TL;DR; Designing for development isn't better or worse than prototyping - it's just different. You can make larger symbols that are easier to update across your design because nothing needs to be interactive. However, since dev handoff is key you may find yourself doing mundane tasks like setting up icons with various fills rather than using a color symbol.
I wanted to include "Exploration" in here because I feel it's vital to the design process. It's important to play with design and push / pull things just to see what might come out. Too often, at least for myself, I omit this step in favor of cranking out a demo app or styleguide. I would encourage us all to spend more time exploring design and in doing so remember this one thing:
Nobody else will see this
You might show a client a screenshot you export for initial feedback, but the majority of this effort is for you. Its stretching design muscles and strengthening them in new ways as you explore crazy ideas.

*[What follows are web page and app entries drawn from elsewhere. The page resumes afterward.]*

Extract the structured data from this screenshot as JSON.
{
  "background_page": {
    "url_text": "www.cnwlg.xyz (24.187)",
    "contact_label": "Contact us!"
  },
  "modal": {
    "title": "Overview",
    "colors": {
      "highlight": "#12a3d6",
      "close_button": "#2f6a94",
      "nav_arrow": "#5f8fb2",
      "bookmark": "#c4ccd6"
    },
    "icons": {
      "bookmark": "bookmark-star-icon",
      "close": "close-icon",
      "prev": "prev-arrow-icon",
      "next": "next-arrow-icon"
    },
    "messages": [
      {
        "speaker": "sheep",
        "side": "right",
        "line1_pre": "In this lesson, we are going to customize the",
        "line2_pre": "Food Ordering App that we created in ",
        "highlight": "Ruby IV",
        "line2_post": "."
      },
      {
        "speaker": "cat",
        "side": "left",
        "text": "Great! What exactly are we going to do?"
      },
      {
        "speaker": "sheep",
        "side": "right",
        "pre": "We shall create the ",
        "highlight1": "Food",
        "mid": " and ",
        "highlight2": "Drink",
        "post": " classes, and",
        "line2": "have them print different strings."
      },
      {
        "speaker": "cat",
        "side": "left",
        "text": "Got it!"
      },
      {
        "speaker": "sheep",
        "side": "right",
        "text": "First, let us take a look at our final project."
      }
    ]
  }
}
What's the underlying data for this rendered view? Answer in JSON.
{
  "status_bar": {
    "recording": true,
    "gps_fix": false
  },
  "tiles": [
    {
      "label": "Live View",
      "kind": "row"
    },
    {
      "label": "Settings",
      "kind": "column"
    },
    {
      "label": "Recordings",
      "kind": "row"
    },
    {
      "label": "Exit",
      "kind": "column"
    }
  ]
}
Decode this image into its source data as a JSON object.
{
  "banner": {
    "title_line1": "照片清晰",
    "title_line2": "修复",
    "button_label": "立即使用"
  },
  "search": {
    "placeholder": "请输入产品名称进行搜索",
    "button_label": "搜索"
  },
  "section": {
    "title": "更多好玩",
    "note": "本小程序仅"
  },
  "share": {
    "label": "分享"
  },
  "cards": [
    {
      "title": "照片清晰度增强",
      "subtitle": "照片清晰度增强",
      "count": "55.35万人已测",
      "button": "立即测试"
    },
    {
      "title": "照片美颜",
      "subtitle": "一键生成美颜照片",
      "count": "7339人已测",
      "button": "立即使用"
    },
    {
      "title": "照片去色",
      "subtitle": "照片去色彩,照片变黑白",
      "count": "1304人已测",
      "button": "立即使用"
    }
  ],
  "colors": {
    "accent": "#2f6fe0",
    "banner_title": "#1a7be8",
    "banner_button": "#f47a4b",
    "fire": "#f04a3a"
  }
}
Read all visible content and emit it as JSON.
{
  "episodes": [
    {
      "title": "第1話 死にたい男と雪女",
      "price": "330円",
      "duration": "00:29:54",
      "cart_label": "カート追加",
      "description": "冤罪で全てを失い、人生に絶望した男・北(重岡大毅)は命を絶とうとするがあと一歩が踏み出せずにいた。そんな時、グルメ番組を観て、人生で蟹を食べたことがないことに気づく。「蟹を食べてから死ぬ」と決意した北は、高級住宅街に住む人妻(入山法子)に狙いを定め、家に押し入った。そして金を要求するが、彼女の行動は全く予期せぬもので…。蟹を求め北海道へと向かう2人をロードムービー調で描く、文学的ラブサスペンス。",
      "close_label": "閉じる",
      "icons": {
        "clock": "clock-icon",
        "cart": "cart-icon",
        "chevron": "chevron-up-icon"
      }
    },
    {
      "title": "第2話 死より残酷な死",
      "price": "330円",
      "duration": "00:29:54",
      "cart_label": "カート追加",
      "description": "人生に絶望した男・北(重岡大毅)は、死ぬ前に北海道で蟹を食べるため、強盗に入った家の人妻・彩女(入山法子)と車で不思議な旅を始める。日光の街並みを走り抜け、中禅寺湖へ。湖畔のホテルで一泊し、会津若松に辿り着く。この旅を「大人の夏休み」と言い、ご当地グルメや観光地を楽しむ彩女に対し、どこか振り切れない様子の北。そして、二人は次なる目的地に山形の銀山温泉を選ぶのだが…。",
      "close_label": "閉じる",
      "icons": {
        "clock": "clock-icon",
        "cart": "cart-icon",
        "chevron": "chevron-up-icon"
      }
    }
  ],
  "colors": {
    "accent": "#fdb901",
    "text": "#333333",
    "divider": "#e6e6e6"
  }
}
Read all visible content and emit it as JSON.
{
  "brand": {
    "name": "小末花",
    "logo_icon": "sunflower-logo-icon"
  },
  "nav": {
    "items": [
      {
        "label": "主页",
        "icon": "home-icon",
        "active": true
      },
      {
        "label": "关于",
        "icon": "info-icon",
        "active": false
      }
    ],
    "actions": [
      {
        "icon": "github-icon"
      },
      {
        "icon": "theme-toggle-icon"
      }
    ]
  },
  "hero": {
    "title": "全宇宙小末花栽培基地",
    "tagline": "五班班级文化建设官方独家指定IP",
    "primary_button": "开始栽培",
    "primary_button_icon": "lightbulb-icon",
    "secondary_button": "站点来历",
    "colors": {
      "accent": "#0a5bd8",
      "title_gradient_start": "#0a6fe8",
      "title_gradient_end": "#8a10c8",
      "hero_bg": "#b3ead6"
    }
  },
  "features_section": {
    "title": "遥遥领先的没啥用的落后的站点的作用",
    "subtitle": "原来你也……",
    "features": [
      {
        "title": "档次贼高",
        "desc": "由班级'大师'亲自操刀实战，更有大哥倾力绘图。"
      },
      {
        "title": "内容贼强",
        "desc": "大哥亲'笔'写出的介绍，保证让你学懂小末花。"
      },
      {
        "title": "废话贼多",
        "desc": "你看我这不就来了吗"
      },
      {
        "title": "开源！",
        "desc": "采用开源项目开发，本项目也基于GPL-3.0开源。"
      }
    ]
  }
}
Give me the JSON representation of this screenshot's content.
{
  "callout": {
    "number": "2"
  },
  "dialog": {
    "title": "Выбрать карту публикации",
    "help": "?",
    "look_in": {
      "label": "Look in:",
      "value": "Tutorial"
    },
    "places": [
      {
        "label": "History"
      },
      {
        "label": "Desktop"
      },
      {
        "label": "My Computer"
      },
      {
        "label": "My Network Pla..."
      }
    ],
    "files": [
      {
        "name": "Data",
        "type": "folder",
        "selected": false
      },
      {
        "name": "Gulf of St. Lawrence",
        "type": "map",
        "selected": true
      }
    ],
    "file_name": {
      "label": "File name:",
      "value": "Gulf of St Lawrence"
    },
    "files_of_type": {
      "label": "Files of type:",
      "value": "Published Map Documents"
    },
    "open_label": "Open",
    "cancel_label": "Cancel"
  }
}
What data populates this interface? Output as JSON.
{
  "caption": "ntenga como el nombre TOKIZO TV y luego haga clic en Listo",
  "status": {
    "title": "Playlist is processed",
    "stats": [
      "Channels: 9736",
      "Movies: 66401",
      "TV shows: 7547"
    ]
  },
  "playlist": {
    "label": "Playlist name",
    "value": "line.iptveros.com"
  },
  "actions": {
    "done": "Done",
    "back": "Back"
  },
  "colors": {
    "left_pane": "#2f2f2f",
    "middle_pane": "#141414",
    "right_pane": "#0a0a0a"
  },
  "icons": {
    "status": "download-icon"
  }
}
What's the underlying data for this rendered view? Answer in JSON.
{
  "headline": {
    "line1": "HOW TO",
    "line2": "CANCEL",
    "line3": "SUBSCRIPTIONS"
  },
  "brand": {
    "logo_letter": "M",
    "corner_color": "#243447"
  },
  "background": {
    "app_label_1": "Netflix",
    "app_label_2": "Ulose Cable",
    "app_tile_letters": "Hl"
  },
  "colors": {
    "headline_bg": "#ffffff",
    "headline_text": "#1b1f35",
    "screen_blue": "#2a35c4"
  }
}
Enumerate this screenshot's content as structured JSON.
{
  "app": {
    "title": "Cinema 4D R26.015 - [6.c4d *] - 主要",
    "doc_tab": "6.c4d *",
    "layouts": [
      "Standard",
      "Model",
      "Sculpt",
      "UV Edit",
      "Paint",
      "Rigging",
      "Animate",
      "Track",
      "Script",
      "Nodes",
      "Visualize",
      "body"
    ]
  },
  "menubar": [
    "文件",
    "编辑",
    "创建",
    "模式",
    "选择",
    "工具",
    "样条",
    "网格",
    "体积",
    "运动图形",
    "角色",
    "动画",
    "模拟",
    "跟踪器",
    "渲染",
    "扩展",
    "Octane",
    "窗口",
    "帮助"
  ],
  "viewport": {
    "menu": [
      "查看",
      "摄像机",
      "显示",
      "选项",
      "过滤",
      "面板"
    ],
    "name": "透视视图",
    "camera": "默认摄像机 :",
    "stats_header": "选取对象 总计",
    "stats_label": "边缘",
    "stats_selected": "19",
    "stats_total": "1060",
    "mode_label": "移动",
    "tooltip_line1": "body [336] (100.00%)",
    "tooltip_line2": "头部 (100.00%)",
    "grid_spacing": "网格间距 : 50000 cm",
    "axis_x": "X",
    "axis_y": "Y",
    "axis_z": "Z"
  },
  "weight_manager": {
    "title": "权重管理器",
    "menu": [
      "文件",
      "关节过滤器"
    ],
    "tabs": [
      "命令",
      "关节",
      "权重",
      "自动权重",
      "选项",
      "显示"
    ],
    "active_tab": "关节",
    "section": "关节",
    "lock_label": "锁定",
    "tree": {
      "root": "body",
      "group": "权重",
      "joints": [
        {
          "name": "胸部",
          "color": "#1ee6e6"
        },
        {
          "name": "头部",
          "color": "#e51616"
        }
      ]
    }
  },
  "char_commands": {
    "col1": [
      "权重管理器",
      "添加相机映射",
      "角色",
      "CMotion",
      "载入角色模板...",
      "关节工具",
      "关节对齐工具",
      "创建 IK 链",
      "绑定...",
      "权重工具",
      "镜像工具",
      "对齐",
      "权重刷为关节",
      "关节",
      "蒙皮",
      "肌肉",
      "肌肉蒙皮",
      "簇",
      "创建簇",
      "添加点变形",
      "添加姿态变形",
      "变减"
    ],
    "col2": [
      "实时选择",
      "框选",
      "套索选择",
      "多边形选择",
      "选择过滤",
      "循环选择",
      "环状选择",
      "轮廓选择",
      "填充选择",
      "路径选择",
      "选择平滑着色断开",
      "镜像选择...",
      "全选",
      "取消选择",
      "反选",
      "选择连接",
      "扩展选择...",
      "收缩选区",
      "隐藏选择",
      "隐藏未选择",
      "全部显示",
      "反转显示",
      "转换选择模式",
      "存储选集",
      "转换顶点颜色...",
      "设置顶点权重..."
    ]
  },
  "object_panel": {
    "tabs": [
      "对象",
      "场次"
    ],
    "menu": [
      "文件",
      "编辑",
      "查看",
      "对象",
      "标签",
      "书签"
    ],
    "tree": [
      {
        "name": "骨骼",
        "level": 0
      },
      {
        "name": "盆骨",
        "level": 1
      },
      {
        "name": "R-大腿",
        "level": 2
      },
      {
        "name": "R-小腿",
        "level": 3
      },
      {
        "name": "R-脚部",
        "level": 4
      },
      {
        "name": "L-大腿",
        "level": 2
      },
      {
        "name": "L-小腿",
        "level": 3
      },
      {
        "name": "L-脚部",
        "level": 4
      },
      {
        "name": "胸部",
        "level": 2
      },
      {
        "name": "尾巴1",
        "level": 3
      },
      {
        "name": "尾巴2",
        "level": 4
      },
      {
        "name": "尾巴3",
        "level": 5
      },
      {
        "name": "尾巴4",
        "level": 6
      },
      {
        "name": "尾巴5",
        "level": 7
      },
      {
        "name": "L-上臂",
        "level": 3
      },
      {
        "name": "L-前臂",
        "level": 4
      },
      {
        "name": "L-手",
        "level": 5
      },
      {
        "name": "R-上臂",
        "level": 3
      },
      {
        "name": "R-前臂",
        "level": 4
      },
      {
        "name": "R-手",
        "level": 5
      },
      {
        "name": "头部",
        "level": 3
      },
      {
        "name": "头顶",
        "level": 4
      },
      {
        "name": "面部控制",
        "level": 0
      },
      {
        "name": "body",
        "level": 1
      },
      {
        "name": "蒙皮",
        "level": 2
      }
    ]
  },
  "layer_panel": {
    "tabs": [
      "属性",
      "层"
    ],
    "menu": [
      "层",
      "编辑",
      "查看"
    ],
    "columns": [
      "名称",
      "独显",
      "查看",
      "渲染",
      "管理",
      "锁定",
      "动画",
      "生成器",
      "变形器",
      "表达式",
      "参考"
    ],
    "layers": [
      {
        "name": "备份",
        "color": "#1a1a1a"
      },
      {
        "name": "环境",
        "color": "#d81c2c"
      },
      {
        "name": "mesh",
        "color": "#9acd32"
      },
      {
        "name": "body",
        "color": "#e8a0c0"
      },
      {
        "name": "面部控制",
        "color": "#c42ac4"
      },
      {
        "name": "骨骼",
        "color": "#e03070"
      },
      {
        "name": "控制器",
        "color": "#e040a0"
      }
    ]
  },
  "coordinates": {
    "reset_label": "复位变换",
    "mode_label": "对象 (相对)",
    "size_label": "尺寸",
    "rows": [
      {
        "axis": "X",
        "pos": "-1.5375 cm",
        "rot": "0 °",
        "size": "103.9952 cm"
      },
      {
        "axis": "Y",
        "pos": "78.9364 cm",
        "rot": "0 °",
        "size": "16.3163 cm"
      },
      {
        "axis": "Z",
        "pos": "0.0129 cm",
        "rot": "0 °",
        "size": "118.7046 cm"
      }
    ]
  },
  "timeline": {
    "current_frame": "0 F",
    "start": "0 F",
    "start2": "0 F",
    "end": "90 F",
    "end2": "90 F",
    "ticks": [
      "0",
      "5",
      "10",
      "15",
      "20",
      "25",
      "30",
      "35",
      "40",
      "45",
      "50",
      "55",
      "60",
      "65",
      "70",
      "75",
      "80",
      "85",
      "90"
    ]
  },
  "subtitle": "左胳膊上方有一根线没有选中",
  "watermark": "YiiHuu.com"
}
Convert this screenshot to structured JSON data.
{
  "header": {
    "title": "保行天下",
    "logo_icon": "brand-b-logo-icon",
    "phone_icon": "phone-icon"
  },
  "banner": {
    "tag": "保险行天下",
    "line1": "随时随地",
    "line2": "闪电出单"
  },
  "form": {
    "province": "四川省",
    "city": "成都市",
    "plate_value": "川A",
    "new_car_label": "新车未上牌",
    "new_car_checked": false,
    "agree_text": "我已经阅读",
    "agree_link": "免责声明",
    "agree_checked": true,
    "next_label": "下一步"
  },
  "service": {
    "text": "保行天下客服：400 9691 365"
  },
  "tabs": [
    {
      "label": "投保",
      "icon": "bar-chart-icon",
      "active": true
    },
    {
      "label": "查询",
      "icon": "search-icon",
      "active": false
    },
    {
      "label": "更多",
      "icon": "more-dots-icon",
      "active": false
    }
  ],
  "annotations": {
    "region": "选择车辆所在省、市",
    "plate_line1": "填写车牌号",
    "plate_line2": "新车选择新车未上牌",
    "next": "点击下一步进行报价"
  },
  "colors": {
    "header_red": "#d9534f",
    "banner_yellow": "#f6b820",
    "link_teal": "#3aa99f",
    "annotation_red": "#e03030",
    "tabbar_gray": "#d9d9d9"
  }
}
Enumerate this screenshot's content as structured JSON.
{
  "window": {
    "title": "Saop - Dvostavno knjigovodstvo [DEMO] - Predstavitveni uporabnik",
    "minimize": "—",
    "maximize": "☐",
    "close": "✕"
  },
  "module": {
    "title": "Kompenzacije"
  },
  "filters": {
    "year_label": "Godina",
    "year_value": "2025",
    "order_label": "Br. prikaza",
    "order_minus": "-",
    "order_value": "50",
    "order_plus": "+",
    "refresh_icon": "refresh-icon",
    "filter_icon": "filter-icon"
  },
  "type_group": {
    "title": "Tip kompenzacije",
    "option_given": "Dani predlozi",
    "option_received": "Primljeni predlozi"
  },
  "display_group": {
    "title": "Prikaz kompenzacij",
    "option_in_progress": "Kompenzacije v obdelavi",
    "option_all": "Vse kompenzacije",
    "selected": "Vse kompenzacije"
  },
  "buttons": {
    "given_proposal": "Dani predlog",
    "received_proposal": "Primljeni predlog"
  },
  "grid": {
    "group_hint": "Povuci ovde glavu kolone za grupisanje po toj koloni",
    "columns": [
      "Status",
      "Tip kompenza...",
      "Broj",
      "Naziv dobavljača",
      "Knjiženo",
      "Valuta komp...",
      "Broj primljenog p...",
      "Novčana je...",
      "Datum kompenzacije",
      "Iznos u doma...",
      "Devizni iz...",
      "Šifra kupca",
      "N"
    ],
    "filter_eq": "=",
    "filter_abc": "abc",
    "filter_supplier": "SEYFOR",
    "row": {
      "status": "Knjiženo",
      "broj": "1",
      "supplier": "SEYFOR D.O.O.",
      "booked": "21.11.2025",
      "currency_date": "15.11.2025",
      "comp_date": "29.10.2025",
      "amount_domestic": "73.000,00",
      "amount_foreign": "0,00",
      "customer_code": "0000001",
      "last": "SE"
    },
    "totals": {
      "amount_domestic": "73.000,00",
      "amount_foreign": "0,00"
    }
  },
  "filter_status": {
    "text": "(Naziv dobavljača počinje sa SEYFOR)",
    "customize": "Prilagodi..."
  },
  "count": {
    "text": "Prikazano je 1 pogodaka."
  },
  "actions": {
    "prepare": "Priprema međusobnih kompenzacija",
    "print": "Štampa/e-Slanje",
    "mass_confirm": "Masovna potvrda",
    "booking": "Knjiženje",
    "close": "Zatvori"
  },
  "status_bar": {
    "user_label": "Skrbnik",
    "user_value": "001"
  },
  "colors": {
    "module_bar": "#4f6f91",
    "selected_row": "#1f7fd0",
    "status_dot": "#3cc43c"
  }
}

Since these ideas are wild and out there, don't bother adding all the arbitrary constraints like type and color. Play with sizes and scales, see what happens, and break your own conventions. Focus on exploring interactions with the HIGHEST engagement opportunity. You're not mapping the whole app, just a few screens to explore new possibilities. The focus is being creative, so this work will likely "not scale" to the bane of all designers out there.
TL;DR; Exploration is important - don't overlook it. And don't be afraid to use a new Sketch file for fun and throw it away later.
Boring enough for you? Turns out there's a lot of thought that can go in to your empty Sketch file, long before you post that next Dribbble shot. These are just a few examples from my experiences... how do you set yourself up for success when starting a new Sketch project? I'd love to know your thoughts! Feel free to message me below, I read every email (and respond to almost all).